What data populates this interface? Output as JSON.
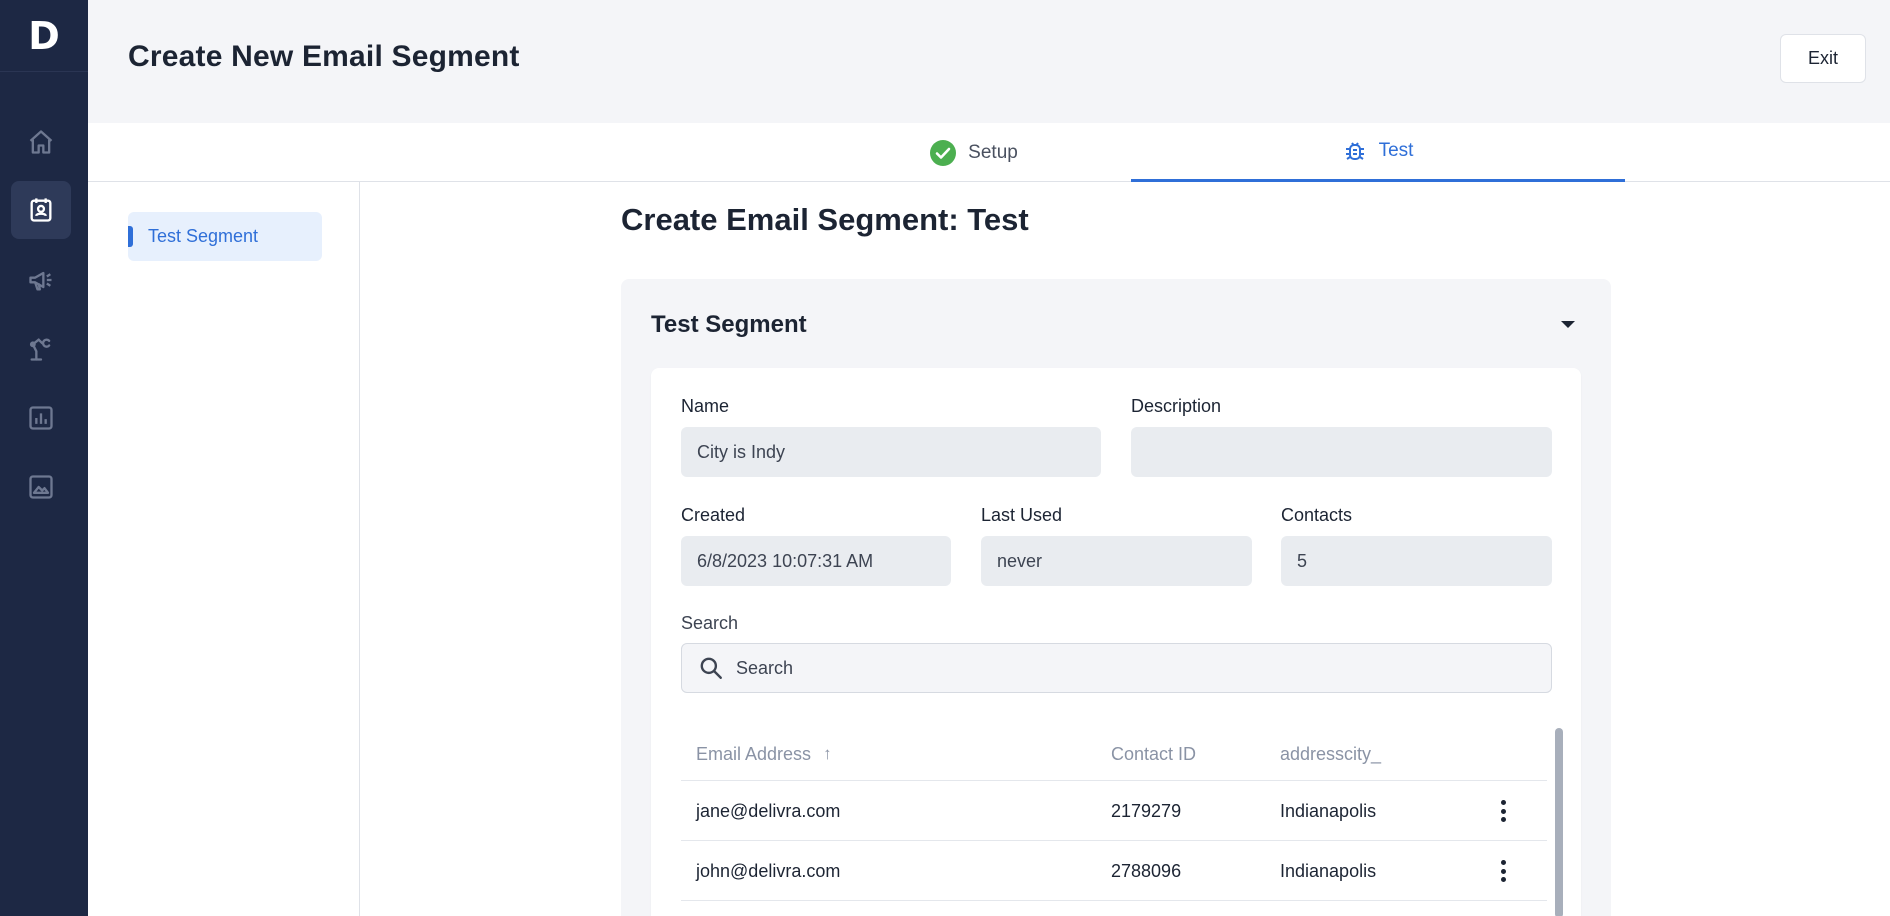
{
  "app": {
    "logo_letter": "D"
  },
  "sidebar": {
    "items": [
      {
        "icon": "home-icon",
        "active": false
      },
      {
        "icon": "contacts-icon",
        "active": true
      },
      {
        "icon": "megaphone-icon",
        "active": false
      },
      {
        "icon": "automation-icon",
        "active": false
      },
      {
        "icon": "reports-icon",
        "active": false
      },
      {
        "icon": "image-icon",
        "active": false
      }
    ]
  },
  "header": {
    "title": "Create New Email Segment",
    "exit_label": "Exit"
  },
  "steps": [
    {
      "label": "Setup",
      "status": "complete",
      "icon": "check-circle-icon"
    },
    {
      "label": "Test",
      "status": "active",
      "icon": "bug-icon"
    }
  ],
  "side_panel": {
    "item": "Test Segment"
  },
  "main": {
    "title": "Create Email Segment: Test"
  },
  "segment": {
    "section_title": "Test Segment",
    "name_label": "Name",
    "name_value": "City is Indy",
    "description_label": "Description",
    "description_value": "",
    "created_label": "Created",
    "created_value": "6/8/2023 10:07:31 AM",
    "last_used_label": "Last Used",
    "last_used_value": "never",
    "contacts_label": "Contacts",
    "contacts_value": "5"
  },
  "search": {
    "label": "Search",
    "placeholder": "Search"
  },
  "table": {
    "columns": [
      "Email Address",
      "Contact ID",
      "addresscity_"
    ],
    "sort_indicator": "↑",
    "rows": [
      {
        "email": "jane@delivra.com",
        "contact_id": "2179279",
        "city": "Indianapolis"
      },
      {
        "email": "john@delivra.com",
        "contact_id": "2788096",
        "city": "Indianapolis"
      }
    ]
  },
  "colors": {
    "accent": "#2f6fd8",
    "sidebar_bg": "#1d2844",
    "success": "#4caf50"
  }
}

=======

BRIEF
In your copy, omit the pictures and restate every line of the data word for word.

FINISHED TASK
What data populates this interface? Output as JSON.
{
  "app": {
    "logo_letter": "D"
  },
  "sidebar": {
    "items": [
      {
        "icon": "home-icon",
        "active": false
      },
      {
        "icon": "contacts-icon",
        "active": true
      },
      {
        "icon": "megaphone-icon",
        "active": false
      },
      {
        "icon": "automation-icon",
        "active": false
      },
      {
        "icon": "reports-icon",
        "active": false
      },
      {
        "icon": "image-icon",
        "active": false
      }
    ]
  },
  "header": {
    "title": "Create New Email Segment",
    "exit_label": "Exit"
  },
  "steps": [
    {
      "label": "Setup",
      "status": "complete",
      "icon": "check-circle-icon"
    },
    {
      "label": "Test",
      "status": "active",
      "icon": "bug-icon"
    }
  ],
  "side_panel": {
    "item": "Test Segment"
  },
  "main": {
    "title": "Create Email Segment: Test"
  },
  "segment": {
    "section_title": "Test Segment",
    "name_label": "Name",
    "name_value": "City is Indy",
    "description_label": "Description",
    "description_value": "",
    "created_label": "Created",
    "created_value": "6/8/2023 10:07:31 AM",
    "last_used_label": "Last Used",
    "last_used_value": "never",
    "contacts_label": "Contacts",
    "contacts_value": "5"
  },
  "search": {
    "label": "Search",
    "placeholder": "Search"
  },
  "table": {
    "columns": [
      "Email Address",
      "Contact ID",
      "addresscity_"
    ],
    "sort_indicator": "↑",
    "rows": [
      {
        "email": "jane@delivra.com",
        "contact_id": "2179279",
        "city": "Indianapolis"
      },
      {
        "email": "john@delivra.com",
        "contact_id": "2788096",
        "city": "Indianapolis"
      }
    ]
  },
  "colors": {
    "accent": "#2f6fd8",
    "sidebar_bg": "#1d2844",
    "success": "#4caf50"
  }
}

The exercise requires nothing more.